[Records excerpted from a collection]
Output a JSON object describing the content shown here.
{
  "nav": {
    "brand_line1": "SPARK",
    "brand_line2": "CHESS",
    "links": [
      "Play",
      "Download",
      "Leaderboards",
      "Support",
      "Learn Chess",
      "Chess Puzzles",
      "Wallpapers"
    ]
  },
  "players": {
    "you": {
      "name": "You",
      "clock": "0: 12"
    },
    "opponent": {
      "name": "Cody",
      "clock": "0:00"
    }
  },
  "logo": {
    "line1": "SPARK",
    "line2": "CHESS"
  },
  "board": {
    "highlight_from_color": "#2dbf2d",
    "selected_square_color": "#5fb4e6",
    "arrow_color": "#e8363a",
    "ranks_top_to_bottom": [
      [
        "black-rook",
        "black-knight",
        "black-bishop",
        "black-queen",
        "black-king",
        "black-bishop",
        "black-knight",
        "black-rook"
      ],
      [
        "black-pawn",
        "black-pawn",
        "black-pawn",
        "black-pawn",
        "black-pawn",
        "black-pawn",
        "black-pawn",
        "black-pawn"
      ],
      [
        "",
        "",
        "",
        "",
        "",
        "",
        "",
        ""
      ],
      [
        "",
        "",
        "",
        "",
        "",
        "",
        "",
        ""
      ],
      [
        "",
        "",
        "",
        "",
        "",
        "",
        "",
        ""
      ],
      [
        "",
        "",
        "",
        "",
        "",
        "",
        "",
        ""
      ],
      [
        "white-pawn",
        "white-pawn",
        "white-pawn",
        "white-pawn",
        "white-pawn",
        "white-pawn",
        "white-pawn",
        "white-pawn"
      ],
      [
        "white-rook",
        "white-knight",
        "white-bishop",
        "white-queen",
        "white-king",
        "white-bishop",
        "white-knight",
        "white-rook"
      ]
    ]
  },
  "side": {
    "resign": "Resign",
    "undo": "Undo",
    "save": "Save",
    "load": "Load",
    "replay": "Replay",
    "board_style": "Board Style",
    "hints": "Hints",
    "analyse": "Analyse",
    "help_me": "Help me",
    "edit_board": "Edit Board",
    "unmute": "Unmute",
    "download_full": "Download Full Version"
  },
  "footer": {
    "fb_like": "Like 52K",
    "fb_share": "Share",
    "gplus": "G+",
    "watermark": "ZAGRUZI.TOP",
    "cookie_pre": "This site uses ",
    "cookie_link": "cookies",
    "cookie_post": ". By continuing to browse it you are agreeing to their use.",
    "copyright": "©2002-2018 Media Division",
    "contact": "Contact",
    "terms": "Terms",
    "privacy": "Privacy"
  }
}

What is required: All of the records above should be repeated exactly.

Written solution:
Output a JSON object describing the content shown here.
{
  "nav": {
    "brand_line1": "SPARK",
    "brand_line2": "CHESS",
    "links": [
      "Play",
      "Download",
      "Leaderboards",
      "Support",
      "Learn Chess",
      "Chess Puzzles",
      "Wallpapers"
    ]
  },
  "players": {
    "you": {
      "name": "You",
      "clock": "0: 12"
    },
    "opponent": {
      "name": "Cody",
      "clock": "0:00"
    }
  },
  "logo": {
    "line1": "SPARK",
    "line2": "CHESS"
  },
  "board": {
    "highlight_from_color": "#2dbf2d",
    "selected_square_color": "#5fb4e6",
    "arrow_color": "#e8363a",
    "ranks_top_to_bottom": [
      [
        "black-rook",
        "black-knight",
        "black-bishop",
        "black-queen",
        "black-king",
        "black-bishop",
        "black-knight",
        "black-rook"
      ],
      [
        "black-pawn",
        "black-pawn",
        "black-pawn",
        "black-pawn",
        "black-pawn",
        "black-pawn",
        "black-pawn",
        "black-pawn"
      ],
      [
        "",
        "",
        "",
        "",
        "",
        "",
        "",
        ""
      ],
      [
        "",
        "",
        "",
        "",
        "",
        "",
        "",
        ""
      ],
      [
        "",
        "",
        "",
        "",
        "",
        "",
        "",
        ""
      ],
      [
        "",
        "",
        "",
        "",
        "",
        "",
        "",
        ""
      ],
      [
        "white-pawn",
        "white-pawn",
        "white-pawn",
        "white-pawn",
        "white-pawn",
        "white-pawn",
        "white-pawn",
        "white-pawn"
      ],
      [
        "white-rook",
        "white-knight",
        "white-bishop",
        "white-queen",
        "white-king",
        "white-bishop",
        "white-knight",
        "white-rook"
      ]
    ]
  },
  "side": {
    "resign": "Resign",
    "undo": "Undo",
    "save": "Save",
    "load": "Load",
    "replay": "Replay",
    "board_style": "Board Style",
    "hints": "Hints",
    "analyse": "Analyse",
    "help_me": "Help me",
    "edit_board": "Edit Board",
    "unmute": "Unmute",
    "download_full": "Download Full Version"
  },
  "footer": {
    "fb_like": "Like 52K",
    "fb_share": "Share",
    "gplus": "G+",
    "watermark": "ZAGRUZI.TOP",
    "cookie_pre": "This site uses ",
    "cookie_link": "cookies",
    "cookie_post": ". By continuing to browse it you are agreeing to their use.",
    "copyright": "©2002-2018 Media Division",
    "contact": "Contact",
    "terms": "Terms",
    "privacy": "Privacy"
  }
}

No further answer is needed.